And for those that do test positive, they are far more likely to be on medication. The percentage of HIV-positive black MSM who reported being on HIV medications almost doubled from 2008 to 2011. Now 84 percent report being on medication, up from 44 percent. The proportion of white and Hispanic MSM on anti-retrovirals also rose.
Not all numbers trended in the right direction. The 2011 numbers show that the percentage of men who have sex with men that are HIV-positive increased slightly since 2008, although this is likely to continue as people with HIV continue to live longer, healthier lives.
Twenty-one percent of survey respondents tested positive for HIV in 2011, up from 18 percent in 2008. Racial disparities have continued in the most recent survey.

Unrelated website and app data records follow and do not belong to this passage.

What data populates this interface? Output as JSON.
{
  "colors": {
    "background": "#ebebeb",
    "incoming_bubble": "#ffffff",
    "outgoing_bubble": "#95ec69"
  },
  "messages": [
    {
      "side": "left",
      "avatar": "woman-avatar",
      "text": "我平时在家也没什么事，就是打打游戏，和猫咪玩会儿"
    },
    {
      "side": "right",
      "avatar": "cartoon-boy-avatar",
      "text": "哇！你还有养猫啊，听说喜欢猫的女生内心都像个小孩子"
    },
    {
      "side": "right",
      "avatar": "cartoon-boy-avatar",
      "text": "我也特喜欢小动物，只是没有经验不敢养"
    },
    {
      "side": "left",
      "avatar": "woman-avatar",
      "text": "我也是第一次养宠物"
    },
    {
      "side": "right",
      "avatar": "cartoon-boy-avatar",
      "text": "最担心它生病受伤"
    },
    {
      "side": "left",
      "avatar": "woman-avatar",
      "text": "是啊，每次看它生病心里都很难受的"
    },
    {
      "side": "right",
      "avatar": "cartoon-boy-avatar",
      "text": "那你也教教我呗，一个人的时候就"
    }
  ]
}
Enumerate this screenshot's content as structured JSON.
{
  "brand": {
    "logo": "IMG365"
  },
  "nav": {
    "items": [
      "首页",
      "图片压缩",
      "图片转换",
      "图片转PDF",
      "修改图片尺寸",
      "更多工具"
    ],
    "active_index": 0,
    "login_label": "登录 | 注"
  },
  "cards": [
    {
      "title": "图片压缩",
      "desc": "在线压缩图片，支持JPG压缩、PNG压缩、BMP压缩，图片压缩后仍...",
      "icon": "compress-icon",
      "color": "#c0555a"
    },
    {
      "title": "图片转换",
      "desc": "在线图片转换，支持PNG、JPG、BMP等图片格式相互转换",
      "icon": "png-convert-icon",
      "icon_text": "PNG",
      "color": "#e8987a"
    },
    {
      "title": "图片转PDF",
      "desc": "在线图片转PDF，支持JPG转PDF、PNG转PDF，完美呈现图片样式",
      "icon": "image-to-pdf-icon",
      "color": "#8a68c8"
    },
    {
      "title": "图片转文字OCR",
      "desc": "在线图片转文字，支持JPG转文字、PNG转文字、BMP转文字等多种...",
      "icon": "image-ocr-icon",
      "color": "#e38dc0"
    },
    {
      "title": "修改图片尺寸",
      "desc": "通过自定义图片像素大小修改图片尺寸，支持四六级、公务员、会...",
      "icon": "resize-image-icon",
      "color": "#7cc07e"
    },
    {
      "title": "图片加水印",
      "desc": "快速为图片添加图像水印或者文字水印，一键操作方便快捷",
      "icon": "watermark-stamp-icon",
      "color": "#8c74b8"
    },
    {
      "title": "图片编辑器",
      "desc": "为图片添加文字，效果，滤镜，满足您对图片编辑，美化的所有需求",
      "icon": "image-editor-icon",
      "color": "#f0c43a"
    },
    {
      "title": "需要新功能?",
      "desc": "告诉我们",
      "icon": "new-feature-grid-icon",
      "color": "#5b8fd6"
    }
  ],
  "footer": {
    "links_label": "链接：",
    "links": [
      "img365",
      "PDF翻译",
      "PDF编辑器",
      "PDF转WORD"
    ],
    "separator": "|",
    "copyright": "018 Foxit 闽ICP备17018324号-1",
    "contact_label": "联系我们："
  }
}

Prachand said since 2005 we have seen a gap in new diagnoses, particularly between black and white men who have sex with men.
In 2011, 35 percent of black MSM survey participants tested positive for HIV, compared with 17 percent of white and 13 percent of Hispanic participants.
Some high risk behaviors have also grown more prevalent. The percentage of survey participants reporting unprotected anal sex, more than one male sex partner and using illicit drugs all increased. In the 2011 report, 59 percent of survey respondents reported unprotected anal sex.
Amanda Smith, an epidemiologist with the Division of HIV/AIDS Prevention at the CDC, works as a technical monitor with the Chicago data-collection team. She said it’s great to see the Chicago Department of Public Health using the data locally because it will help community groups know where to focus.
“In surveillance, we’re seeing what’s going on and sending that message to the community leaders,” Smith said. “They’re the ones that can make the difference.”
The report was presented to community members taking part in the 2012 Chicago LGBTQ Health and Wellness Conference Friday at the Center on Halsted. After an overview of the findings, community leaders from Howard Brown and the Chicago Black Gay Men’s Caucus discussed their initial reactions.
Representatives from both groups were concerned with some of the high risk behaviors like unprotected sex. But, the conversation focused on another part of the survey, social determinants of HIV infection like homelessness, incarceration, unemployment and low educational attainment.
These adversely affect young black youth at much higher levels than other subpopulations. Among black MSM aged 18 to 29 surveyed, 18 percent reported being homeless at some point in the prior 12 months, 30 percent were living in poverty and one third reported being held in prison or jail for at least one day.
Craig Johnson, secretary of the Chicago Black Gay Men’s Caucus, said the survey gives the community a starting point to begin addressing some of these issues.
“If you’re unemployed, if you are not making any money, if you have a lower education level and you’re looking at all these other barriers, from a real human standpoint what does that mean to you as someone under 30? What does that mean to us as a community? How do we address that person? These will all be barriers to adherence and staying in care,” Johnson said.
Choucair said the CDPH has identified these areas as a focus. The department released the LGBT Community Action Plan in March to outline specific methods to address disparities and healthcare access in the community.
“We know that by improving on the social determinants of health, by getting people better jobs, better education, getting people out of poverty, that’s how we can really help to move the population forward,” Choucair said.
The Chicago Area HIV Integrated Services Council, CAHISC, will use data from the report released Friday to help draft funding recommendations they will give to the city for programs 2014.
CAHISC Chair Joe Hollendoner, also senior vice president of programs at the AIDS Foundation of Chicago, said this report shows the need to look for demonstration projects that address social determinants of risk like homelessness and unemployment.
“Traditionally, we have looked at things like prevention for positives and the need for the distribution of condoms, but this underscores that social and system level interventions are just as important.”